#### [Problem description]
In your copy, leave out the pictures; write out all the data exactly.

#### [Available data]

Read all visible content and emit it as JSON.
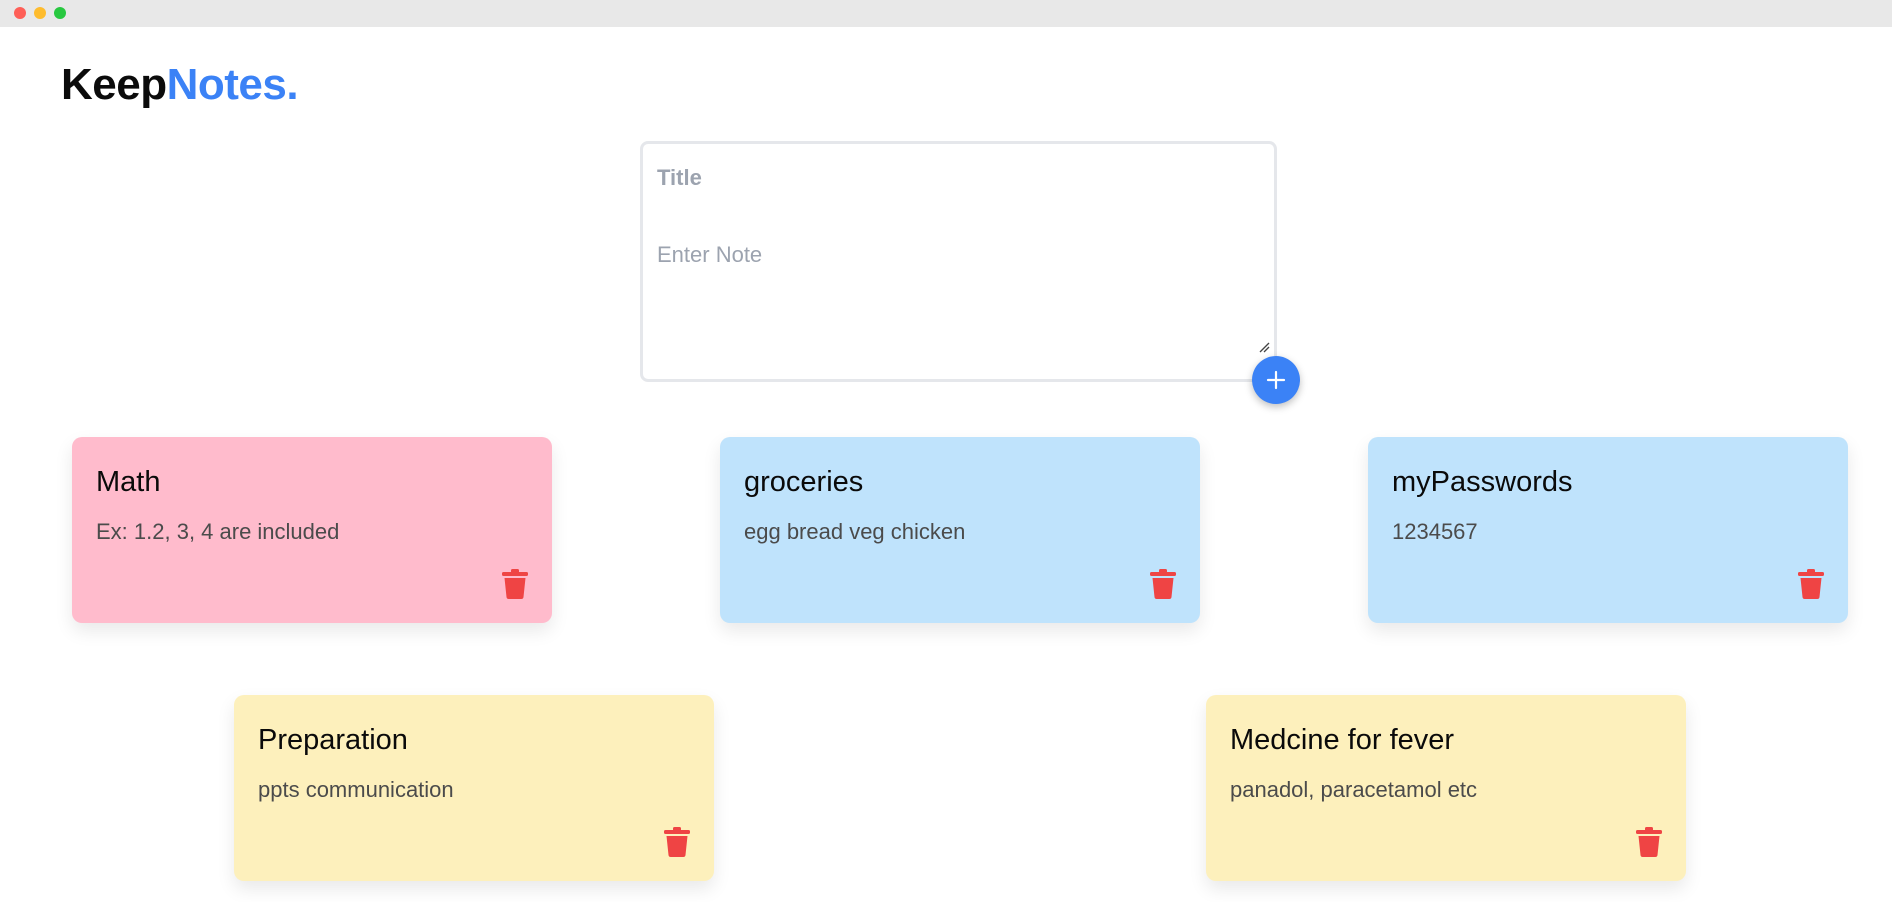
{
  "colors": {
    "brand": "#3b82f6",
    "pink": "#ffbbcc",
    "blue": "#bfe3fc",
    "yellow": "#fdf0bc",
    "trash": "#ef4444"
  },
  "logo": {
    "part1": "Keep",
    "part2": "Notes."
  },
  "composer": {
    "title_placeholder": "Title",
    "note_placeholder": "Enter Note",
    "add_icon": "plus-icon"
  },
  "notes": [
    {
      "title": "Math",
      "body": "Ex: 1.2, 3, 4 are included",
      "color": "pink",
      "delete_icon": "trash-icon"
    },
    {
      "title": "groceries",
      "body": "egg bread veg chicken",
      "color": "blue",
      "delete_icon": "trash-icon"
    },
    {
      "title": "myPasswords",
      "body": "1234567",
      "color": "blue",
      "delete_icon": "trash-icon"
    },
    {
      "title": "Preparation",
      "body": "ppts communication",
      "color": "yellow",
      "delete_icon": "trash-icon"
    },
    {
      "title": "Medcine for fever",
      "body": "panadol, paracetamol etc",
      "color": "yellow",
      "delete_icon": "trash-icon"
    }
  ]
}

#### [Response to this task]
Read all visible content and emit it as JSON.
{
  "colors": {
    "brand": "#3b82f6",
    "pink": "#ffbbcc",
    "blue": "#bfe3fc",
    "yellow": "#fdf0bc",
    "trash": "#ef4444"
  },
  "logo": {
    "part1": "Keep",
    "part2": "Notes."
  },
  "composer": {
    "title_placeholder": "Title",
    "note_placeholder": "Enter Note",
    "add_icon": "plus-icon"
  },
  "notes": [
    {
      "title": "Math",
      "body": "Ex: 1.2, 3, 4 are included",
      "color": "pink",
      "delete_icon": "trash-icon"
    },
    {
      "title": "groceries",
      "body": "egg bread veg chicken",
      "color": "blue",
      "delete_icon": "trash-icon"
    },
    {
      "title": "myPasswords",
      "body": "1234567",
      "color": "blue",
      "delete_icon": "trash-icon"
    },
    {
      "title": "Preparation",
      "body": "ppts communication",
      "color": "yellow",
      "delete_icon": "trash-icon"
    },
    {
      "title": "Medcine for fever",
      "body": "panadol, paracetamol etc",
      "color": "yellow",
      "delete_icon": "trash-icon"
    }
  ]
}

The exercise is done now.